YOUR GOAL:
Each line below should be set down again unchanged.

INPUT FOR THIS TASK:

------

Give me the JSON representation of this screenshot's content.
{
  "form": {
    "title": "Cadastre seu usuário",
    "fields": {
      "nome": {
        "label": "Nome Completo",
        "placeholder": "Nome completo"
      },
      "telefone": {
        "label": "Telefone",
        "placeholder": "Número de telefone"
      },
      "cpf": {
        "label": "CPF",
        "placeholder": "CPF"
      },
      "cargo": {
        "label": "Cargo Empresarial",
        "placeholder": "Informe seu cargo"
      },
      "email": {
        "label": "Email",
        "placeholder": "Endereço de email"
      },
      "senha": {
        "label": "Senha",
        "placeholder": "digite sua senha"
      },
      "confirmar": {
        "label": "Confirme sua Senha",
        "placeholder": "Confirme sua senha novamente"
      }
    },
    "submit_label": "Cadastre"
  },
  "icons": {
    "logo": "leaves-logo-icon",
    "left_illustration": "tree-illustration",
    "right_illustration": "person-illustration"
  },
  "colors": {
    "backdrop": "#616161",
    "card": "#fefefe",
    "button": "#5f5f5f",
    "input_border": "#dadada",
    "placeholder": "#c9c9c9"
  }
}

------

YOUR SOLUTION:
Give me the JSON representation of this screenshot's content.
{
  "form": {
    "title": "Cadastre seu usuário",
    "fields": {
      "nome": {
        "label": "Nome Completo",
        "placeholder": "Nome completo"
      },
      "telefone": {
        "label": "Telefone",
        "placeholder": "Número de telefone"
      },
      "cpf": {
        "label": "CPF",
        "placeholder": "CPF"
      },
      "cargo": {
        "label": "Cargo Empresarial",
        "placeholder": "Informe seu cargo"
      },
      "email": {
        "label": "Email",
        "placeholder": "Endereço de email"
      },
      "senha": {
        "label": "Senha",
        "placeholder": "digite sua senha"
      },
      "confirmar": {
        "label": "Confirme sua Senha",
        "placeholder": "Confirme sua senha novamente"
      }
    },
    "submit_label": "Cadastre"
  },
  "icons": {
    "logo": "leaves-logo-icon",
    "left_illustration": "tree-illustration",
    "right_illustration": "person-illustration"
  },
  "colors": {
    "backdrop": "#616161",
    "card": "#fefefe",
    "button": "#5f5f5f",
    "input_border": "#dadada",
    "placeholder": "#c9c9c9"
  }
}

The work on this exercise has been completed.